Ingves: Flexibility is essential for the Riksbank in times of change
“The financial world around us is constantly changing and as a central bank we must then have a mandate and tools that can be used flexibly both in normal circumstances and crises.” This was one of the comments made by Governor Stefan Ingves today when he spoke at the National Economics Association about how the financial environment has changed in recent decades, and how the Riksbank is meeting the challenges that this entails.
Date: 31/05/2021 12:30
Speaker: Governor Stefan Ingves
Place: Swedish Economics Association (digitally)
Changes create new challenges
Over the past 10--20 years, technological developments, globalisation and various reforms have changed the financial environment. The financial sector has become an increasingly important part of the economy. We have gained new actors, new services and new financial innovations. “The changes are essentially positive and contribute to a favourable economic development. But they also entail new risks and challenges to society,” Mr Ingves pointed out.
E-krona – new cash?
Mr Ingves gave several examples of changes that affect the Riksbank's activities. Firstly, we Swedes are no longer making payments in the same way as before. Electronic payments are now crowding out cash. “To enable the general public to continue to have access to central bank money in the future, we at the Riksbank are investigating the possibility of introducing an e-krona, which would be issued parallel to physical cash,” explained Mr Ingves.
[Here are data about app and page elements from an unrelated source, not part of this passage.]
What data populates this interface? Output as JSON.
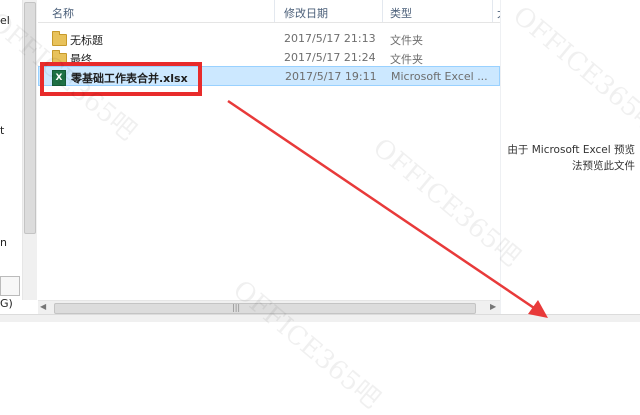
{
  "left_pane": {
    "texts": [
      "el",
      "t",
      "n",
      "G)"
    ]
  },
  "columns": {
    "name": "名称",
    "date": "修改日期",
    "type": "类型",
    "size": "大"
  },
  "files": [
    {
      "name": "无标题",
      "date": "2017/5/17 21:13",
      "type": "文件夹",
      "icon": "folder-icon",
      "selected": false
    },
    {
      "name": "最终",
      "date": "2017/5/17 21:24",
      "type": "文件夹",
      "icon": "folder-icon",
      "selected": false
    },
    {
      "name": "零基础工作表合并.xlsx",
      "date": "2017/5/17 19:11",
      "type": "Microsoft Excel ...",
      "icon": "excel-icon",
      "selected": true
    }
  ],
  "preview": {
    "line1": "由于 Microsoft Excel 预览",
    "line2": "法预览此文件"
  },
  "watermark": "OFFICE365吧",
  "colors": {
    "highlight": "#e82b2b",
    "selection": "#cce8ff",
    "arrow": "#e83a3a"
  }
}
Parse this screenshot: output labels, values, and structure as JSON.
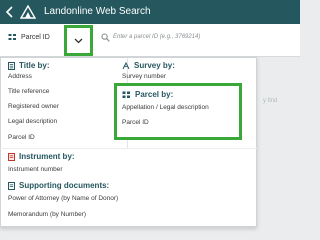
{
  "app": {
    "title": "Landonline Web Search"
  },
  "search": {
    "type_label": "Parcel ID",
    "placeholder": "Enter a parcel ID (e.g., 3769214)",
    "behind_text": "y find"
  },
  "dropdown": {
    "title_by": {
      "heading": "Title by:",
      "items": [
        "Address",
        "Title reference",
        "Registered owner",
        "Legal description",
        "Parcel ID"
      ]
    },
    "survey_by": {
      "heading": "Survey by:",
      "items": [
        "Survey number"
      ]
    },
    "parcel_by": {
      "heading": "Parcel by:",
      "items": [
        "Appellation / Legal description",
        "Parcel ID"
      ]
    },
    "instrument_by": {
      "heading": "Instrument by:",
      "items": [
        "Instrument number"
      ]
    },
    "supporting_docs": {
      "heading": "Supporting documents:",
      "items": [
        "Power of Attorney (by Name of Donor)",
        "Memorandum (by Number)"
      ]
    }
  },
  "colors": {
    "header_bg": "#25575f",
    "accent": "#25575f",
    "highlight_border": "#3aa839",
    "instrument_icon": "#c0392b"
  }
}
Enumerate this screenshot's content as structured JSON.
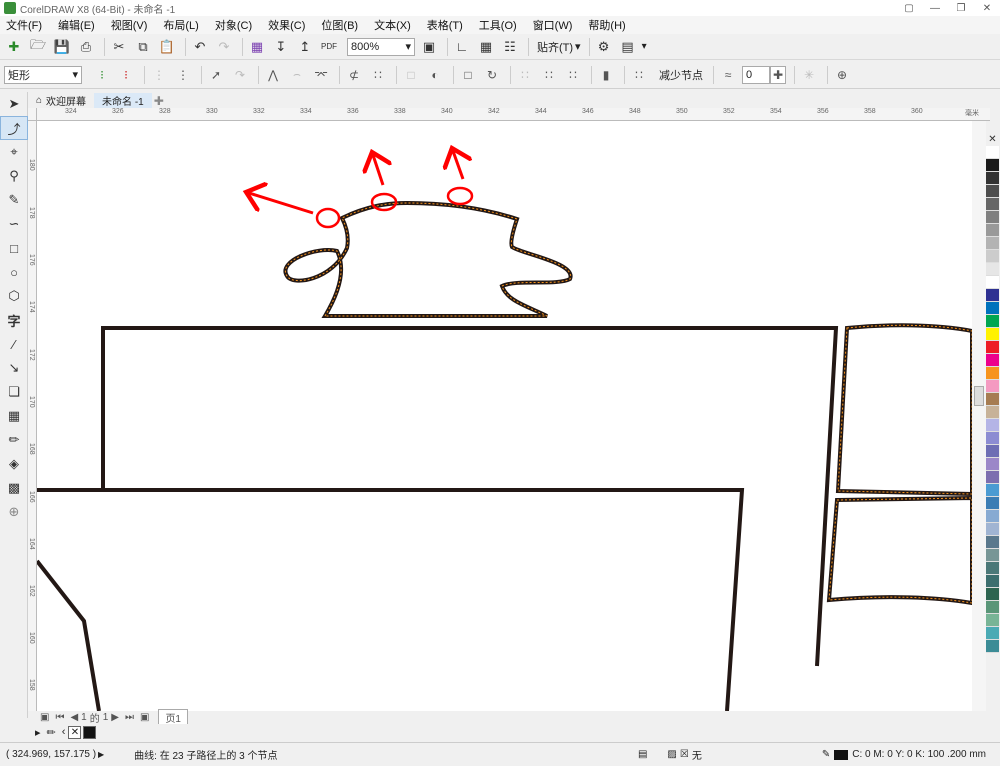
{
  "window": {
    "title": "CorelDRAW X8 (64-Bit) - 未命名 -1"
  },
  "menu": [
    "文件(F)",
    "编辑(E)",
    "视图(V)",
    "布局(L)",
    "对象(C)",
    "效果(C)",
    "位图(B)",
    "文本(X)",
    "表格(T)",
    "工具(O)",
    "窗口(W)",
    "帮助(H)"
  ],
  "toolbar": {
    "pdf_label": "PDF",
    "zoom_value": "800%",
    "snap_label": "贴齐(T)"
  },
  "property_bar": {
    "shape_type": "矩形",
    "reduce_nodes": "减少节点",
    "smoothness": "0"
  },
  "tabs": {
    "welcome": "欢迎屏幕",
    "doc": "未命名 -1"
  },
  "ruler": {
    "top_ticks": [
      "324",
      "326",
      "328",
      "330",
      "332",
      "334",
      "336",
      "338",
      "340",
      "342",
      "344",
      "346",
      "348",
      "350",
      "352",
      "354",
      "356",
      "358",
      "360"
    ],
    "unit": "毫米",
    "left_ticks": [
      "180",
      "178",
      "176",
      "174",
      "172",
      "170",
      "168",
      "166",
      "164",
      "162",
      "160",
      "158"
    ]
  },
  "page_nav": {
    "current": "1",
    "of": "的",
    "total": "1",
    "page_tab": "页1"
  },
  "status": {
    "coords": "( 324.969, 157.175 )",
    "description": "曲线: 在 23 子路径上的 3 个节点",
    "fill_label": "无",
    "outline_info": "C: 0 M: 0 Y: 0 K: 100  .200 mm"
  },
  "palette_colors": [
    "#ffffff",
    "#1a1a1a",
    "#333333",
    "#4d4d4d",
    "#666666",
    "#808080",
    "#999999",
    "#b3b3b3",
    "#cccccc",
    "#e6e6e6",
    "#ffffff",
    "#2e3192",
    "#0072bc",
    "#00a651",
    "#fff200",
    "#ed1c24",
    "#ec008c",
    "#f7941d",
    "#f49ac1",
    "#a67c52",
    "#c7b299",
    "#b4b4e6",
    "#8c8cd2",
    "#6e6eb4",
    "#9b87c8",
    "#7d6eaf",
    "#4b9bd2",
    "#3c7db4",
    "#87aad2",
    "#a0b4d2",
    "#5a788c",
    "#789696",
    "#4b7878",
    "#3c6e6e",
    "#2d6450",
    "#5a9678",
    "#78b496",
    "#4baab4",
    "#3c8c96"
  ],
  "colors": {
    "accent": "#8ab4dd",
    "annotation_red": "#ff0000",
    "stroke_dark": "#231815",
    "dash_orange": "#f7941d"
  },
  "icons": [
    "pick-tool-icon",
    "shape-tool-icon",
    "crop-tool-icon",
    "zoom-tool-icon",
    "freehand-tool-icon",
    "artistic-media-icon",
    "rectangle-tool-icon",
    "ellipse-tool-icon",
    "polygon-tool-icon",
    "text-tool-icon",
    "parallel-dimension-icon",
    "connector-tool-icon",
    "drop-shadow-icon",
    "transparency-tool-icon",
    "eyedropper-icon",
    "interactive-fill-icon",
    "smart-fill-icon",
    "add-tool-icon"
  ]
}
The financial system has become more integrated and risky
Secondly, the integration of the international financial markets means that the national financial market policy has less room for manoeuvre and greater difficulty in maintaining financial stability. “This means that greater cooperation is needed at supranational level. I therefore think that Sweden, with its large cross-border banks, should consider membership of the Banking Union,” said Mr Ingves.
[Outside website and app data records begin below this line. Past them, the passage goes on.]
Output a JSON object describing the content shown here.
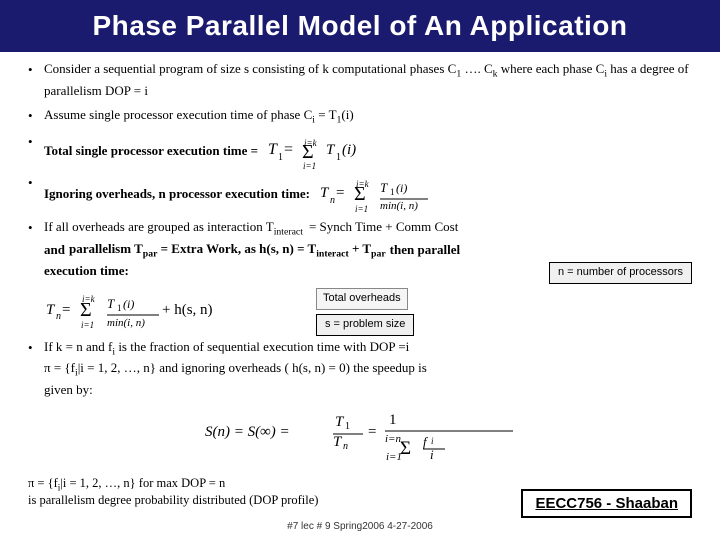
{
  "title": "Phase Parallel Model of An Application",
  "bullets": [
    {
      "id": "b1",
      "text_parts": [
        {
          "t": "Consider a sequential program of size s consisting of  k computational phases  C",
          "style": "normal"
        },
        {
          "t": "1",
          "style": "sub"
        },
        {
          "t": " …. C",
          "style": "normal"
        },
        {
          "t": "k",
          "style": "sub"
        },
        {
          "t": "  where each phase C",
          "style": "normal"
        },
        {
          "t": "i",
          "style": "sub"
        },
        {
          "t": "  has a degree of parallelism DOP = i",
          "style": "normal"
        }
      ]
    },
    {
      "id": "b2",
      "text_parts": [
        {
          "t": "Assume single processor execution time of phase  C",
          "style": "normal"
        },
        {
          "t": "i",
          "style": "sub"
        },
        {
          "t": "  = T",
          "style": "normal"
        },
        {
          "t": "1",
          "style": "sub"
        },
        {
          "t": "(i)",
          "style": "normal"
        }
      ]
    },
    {
      "id": "b3",
      "bold": true,
      "text_parts": [
        {
          "t": "Total single processor execution time = ",
          "style": "bold"
        }
      ],
      "has_formula": true,
      "formula_id": "f1"
    },
    {
      "id": "b4",
      "bold": true,
      "text_parts": [
        {
          "t": "Ignoring overheads, n processor execution time:",
          "style": "bold"
        }
      ],
      "has_formula": true,
      "formula_id": "f2"
    },
    {
      "id": "b5",
      "text_parts": [
        {
          "t": "If all overheads are grouped as interaction T",
          "style": "normal"
        },
        {
          "t": "interact",
          "style": "sub"
        },
        {
          "t": "  = Synch Time + Comm Cost",
          "style": "normal"
        }
      ],
      "line2": [
        {
          "t": "and",
          "style": "bold"
        },
        {
          "t": " parallelism T",
          "style": "bold"
        },
        {
          "t": "par",
          "style": "sub-bold"
        },
        {
          "t": " = Extra Work,  as  h(s, n)  = T",
          "style": "bold"
        },
        {
          "t": "interact",
          "style": "sub-bold"
        },
        {
          "t": " + T",
          "style": "bold"
        },
        {
          "t": "par",
          "style": "sub-bold"
        },
        {
          "t": "  ",
          "style": "bold"
        },
        {
          "t": "then parallel",
          "style": "bold"
        }
      ],
      "line3": "execution time:"
    },
    {
      "id": "b6",
      "text_parts": [
        {
          "t": "If  k = n  and  f",
          "style": "normal"
        },
        {
          "t": "i",
          "style": "sub"
        },
        {
          "t": "  is the fraction of sequential execution time with DOP =i",
          "style": "normal"
        }
      ],
      "line2_plain": "π = {f",
      "line2_pi": "i",
      "line2_rest": "|i = 1, 2, …, n}  and ignoring overheads ( h(s, n) =  0) the speedup is",
      "line3": "given by:"
    }
  ],
  "pi_bottom": {
    "line1": "π = {f",
    "line1_sub": "i",
    "line1_rest": "|i = 1, 2, …, n}  for max DOP = n",
    "line2": "is parallelism degree probability distributed (DOP profile)"
  },
  "boxes": {
    "n_processors": "n = number of processors",
    "s_problem": "s = problem size",
    "total_overheads": "Total overheads"
  },
  "eecc": "EECC756 - Shaaban",
  "footer": "#7   lec # 9    Spring2006   4-27-2006",
  "colors": {
    "title_bg": "#1a1a6e",
    "title_text": "#ffffff"
  }
}
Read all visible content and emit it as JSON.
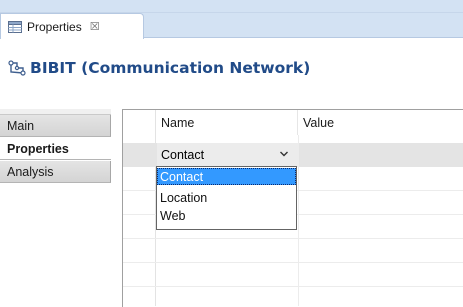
{
  "view_tab": {
    "label": "Properties",
    "close_glyph": "☒",
    "icon": "properties-table-icon"
  },
  "title": {
    "text": "BIBIT (Communication Network)",
    "icon": "network-link-icon",
    "color": "#214b88"
  },
  "side_tabs": [
    {
      "label": "Main",
      "active": false
    },
    {
      "label": "Properties",
      "active": true
    },
    {
      "label": "Analysis",
      "active": false
    }
  ],
  "table": {
    "columns": [
      "Name",
      "Value"
    ],
    "combo": {
      "value": "Contact",
      "arrow_icon": "chevron-down-icon"
    }
  },
  "dropdown": {
    "options": [
      "Contact",
      "Location",
      "Web"
    ],
    "selected_index": 0,
    "selection_color": "#3399ff"
  }
}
Monetary policy needs to be flexible
Thirdly, the monetary policy tools need to be fit-for-purpose and flexible so that the Riksbank can carry out its tasks and manage the challenges that the changes to the financial system entail. This means that large bond purchases will probably play a larger role than before when we want to affect rate-setting and contribute to financial stability.
Government proposal for new Sveriges Riksbank Act is problematic
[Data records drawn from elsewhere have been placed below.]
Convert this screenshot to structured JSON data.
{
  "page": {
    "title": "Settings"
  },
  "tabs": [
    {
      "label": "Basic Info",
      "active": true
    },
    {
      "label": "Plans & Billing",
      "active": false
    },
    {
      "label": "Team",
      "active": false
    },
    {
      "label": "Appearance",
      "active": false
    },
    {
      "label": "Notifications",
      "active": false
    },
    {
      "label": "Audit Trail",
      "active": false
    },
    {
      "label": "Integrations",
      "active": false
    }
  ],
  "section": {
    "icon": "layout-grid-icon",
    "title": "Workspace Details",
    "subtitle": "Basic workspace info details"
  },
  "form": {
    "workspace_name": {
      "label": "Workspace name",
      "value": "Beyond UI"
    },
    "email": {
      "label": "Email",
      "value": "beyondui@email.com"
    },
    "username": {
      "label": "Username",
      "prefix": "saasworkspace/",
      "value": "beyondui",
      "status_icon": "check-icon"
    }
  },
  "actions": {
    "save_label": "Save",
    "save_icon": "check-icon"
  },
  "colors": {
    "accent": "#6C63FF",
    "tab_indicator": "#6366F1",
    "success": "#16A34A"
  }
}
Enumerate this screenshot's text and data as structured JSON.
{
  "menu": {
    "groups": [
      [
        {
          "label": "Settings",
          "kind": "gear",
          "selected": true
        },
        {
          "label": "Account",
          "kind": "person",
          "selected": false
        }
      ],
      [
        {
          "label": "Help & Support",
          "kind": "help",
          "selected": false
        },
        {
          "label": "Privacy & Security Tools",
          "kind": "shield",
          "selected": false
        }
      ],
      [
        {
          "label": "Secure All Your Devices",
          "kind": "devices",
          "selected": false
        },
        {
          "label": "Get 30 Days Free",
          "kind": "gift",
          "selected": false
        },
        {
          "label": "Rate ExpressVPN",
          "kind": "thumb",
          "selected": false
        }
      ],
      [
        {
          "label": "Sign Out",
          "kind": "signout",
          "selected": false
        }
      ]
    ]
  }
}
However, in the its proposal for a new Sveriges Riksbank Act, the Government has restricted the Riksbank's possibility to use its tools in a flexible manner. What is particularly problematic is the artificial division made between the Riksbank's core tasks: price stability and safeguarding the financial system. This division means that the Riksbank will not be able to act as quickly and powerfully in the next crisis as we have been able to do during the pandemic. The new act namely requires that we first determine what the main purpose of each measure would be, and means that the conditions and procedures differ, depending on the purpose.
Mr Ingves said that one other problems with the proposed act was that the new legislation does not comply with EU legislation, and that it is not clear how the Riksbank shall deal with questions where the national legislation is in conflict with EU legislation.
“The Government’s proposal will thus make it more difficult for the Riksbank in future to rapidly, flexibly and efficiently implement measures when needed – and this increases the risks to the Swedish economy. In my opinion, this is the wrong way to go, if politicians and citizens still want to have an independent central bank that can take powerful action using its entire balance sheet to stabilise the economy,” concluded Stefan Ingves.